(MATERIAL PROVIDED Opens)
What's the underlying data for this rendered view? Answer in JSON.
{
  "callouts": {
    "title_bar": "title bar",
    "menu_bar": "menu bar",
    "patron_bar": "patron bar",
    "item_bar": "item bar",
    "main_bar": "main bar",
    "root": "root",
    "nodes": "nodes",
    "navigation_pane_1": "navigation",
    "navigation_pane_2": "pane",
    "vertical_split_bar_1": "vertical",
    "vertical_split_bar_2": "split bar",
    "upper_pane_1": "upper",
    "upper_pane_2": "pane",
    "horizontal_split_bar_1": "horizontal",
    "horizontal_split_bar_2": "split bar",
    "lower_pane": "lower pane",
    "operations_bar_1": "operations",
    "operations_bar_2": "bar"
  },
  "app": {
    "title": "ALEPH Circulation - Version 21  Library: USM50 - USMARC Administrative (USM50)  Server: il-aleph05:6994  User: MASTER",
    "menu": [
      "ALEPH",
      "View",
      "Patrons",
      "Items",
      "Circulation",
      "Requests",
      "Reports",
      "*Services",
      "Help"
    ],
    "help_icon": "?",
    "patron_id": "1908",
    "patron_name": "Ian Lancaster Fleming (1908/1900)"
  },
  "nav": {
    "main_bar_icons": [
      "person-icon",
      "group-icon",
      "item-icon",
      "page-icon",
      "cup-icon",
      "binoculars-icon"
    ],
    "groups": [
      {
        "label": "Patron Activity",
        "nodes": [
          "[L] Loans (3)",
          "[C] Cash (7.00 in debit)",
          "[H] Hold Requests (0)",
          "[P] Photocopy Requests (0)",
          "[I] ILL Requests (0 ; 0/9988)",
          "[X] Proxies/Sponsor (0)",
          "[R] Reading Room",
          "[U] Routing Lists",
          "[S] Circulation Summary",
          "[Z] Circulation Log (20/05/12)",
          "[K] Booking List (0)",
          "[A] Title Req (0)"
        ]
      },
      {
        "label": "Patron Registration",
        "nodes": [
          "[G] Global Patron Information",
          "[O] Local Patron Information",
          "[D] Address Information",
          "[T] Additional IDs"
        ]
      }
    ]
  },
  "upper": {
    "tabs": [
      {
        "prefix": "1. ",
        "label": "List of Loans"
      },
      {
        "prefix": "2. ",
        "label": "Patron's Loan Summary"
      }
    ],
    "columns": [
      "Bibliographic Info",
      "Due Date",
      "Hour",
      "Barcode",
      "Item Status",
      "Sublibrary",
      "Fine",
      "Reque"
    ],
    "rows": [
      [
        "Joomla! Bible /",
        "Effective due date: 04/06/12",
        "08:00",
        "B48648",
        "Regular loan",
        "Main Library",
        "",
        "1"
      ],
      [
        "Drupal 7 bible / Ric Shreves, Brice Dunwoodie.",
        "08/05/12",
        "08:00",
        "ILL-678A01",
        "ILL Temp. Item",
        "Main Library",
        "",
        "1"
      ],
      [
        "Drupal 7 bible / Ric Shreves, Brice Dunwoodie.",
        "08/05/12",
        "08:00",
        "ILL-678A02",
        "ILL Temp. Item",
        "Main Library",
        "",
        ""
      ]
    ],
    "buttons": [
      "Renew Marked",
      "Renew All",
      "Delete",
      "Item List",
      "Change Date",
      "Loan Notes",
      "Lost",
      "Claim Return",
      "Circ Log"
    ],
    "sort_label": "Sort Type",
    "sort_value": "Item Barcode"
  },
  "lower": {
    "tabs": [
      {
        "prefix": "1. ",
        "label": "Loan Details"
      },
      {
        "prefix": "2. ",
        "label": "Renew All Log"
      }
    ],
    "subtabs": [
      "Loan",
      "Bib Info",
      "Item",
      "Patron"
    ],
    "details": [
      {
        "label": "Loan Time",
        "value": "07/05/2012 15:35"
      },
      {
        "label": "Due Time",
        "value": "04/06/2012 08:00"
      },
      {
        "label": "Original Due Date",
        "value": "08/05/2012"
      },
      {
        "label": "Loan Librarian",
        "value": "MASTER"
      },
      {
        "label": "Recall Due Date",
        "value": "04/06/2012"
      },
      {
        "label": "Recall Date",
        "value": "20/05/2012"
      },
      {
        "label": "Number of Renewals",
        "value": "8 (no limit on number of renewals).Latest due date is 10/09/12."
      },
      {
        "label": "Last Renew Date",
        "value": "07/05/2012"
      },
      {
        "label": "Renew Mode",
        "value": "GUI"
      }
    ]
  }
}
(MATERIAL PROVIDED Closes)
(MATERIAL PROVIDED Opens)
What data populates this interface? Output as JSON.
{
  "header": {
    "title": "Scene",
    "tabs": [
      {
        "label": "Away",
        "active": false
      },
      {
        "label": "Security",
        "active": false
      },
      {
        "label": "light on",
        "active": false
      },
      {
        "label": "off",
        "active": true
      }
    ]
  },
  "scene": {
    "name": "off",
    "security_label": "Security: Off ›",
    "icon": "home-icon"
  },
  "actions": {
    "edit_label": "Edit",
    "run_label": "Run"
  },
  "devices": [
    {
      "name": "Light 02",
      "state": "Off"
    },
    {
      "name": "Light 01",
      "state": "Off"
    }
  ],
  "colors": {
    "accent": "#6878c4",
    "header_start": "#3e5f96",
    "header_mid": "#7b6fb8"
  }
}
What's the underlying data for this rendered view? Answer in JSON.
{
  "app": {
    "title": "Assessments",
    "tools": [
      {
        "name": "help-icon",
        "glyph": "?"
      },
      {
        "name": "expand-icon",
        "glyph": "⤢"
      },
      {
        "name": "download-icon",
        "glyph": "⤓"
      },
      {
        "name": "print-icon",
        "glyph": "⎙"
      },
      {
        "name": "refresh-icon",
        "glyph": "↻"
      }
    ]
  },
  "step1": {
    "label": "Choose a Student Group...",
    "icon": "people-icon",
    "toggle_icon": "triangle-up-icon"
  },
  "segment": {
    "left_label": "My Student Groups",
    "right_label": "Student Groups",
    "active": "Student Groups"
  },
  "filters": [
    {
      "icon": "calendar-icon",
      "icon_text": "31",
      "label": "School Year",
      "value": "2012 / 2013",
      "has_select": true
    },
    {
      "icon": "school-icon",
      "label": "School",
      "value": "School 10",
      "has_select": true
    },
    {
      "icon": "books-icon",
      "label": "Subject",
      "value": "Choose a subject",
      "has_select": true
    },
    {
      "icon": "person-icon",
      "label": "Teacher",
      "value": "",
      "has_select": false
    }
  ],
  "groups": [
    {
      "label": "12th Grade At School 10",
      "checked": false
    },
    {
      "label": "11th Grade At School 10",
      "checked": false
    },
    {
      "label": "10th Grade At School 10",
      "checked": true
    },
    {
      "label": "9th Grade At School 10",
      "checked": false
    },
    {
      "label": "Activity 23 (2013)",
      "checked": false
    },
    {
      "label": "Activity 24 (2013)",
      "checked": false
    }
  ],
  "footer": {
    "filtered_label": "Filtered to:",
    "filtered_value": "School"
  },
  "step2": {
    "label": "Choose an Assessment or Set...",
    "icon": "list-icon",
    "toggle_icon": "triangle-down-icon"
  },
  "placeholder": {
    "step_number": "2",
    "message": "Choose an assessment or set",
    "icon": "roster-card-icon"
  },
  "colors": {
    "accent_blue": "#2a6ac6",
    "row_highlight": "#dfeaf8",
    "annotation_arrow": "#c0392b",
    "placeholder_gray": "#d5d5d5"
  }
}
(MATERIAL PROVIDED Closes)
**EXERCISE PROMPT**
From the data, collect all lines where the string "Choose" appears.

**TASK SOLUTION**
    "label": "Choose a Student Group...",
      "value": "Choose a subject",
    "label": "Choose an Assessment or Set...",
    "message": "Choose an assessment or set",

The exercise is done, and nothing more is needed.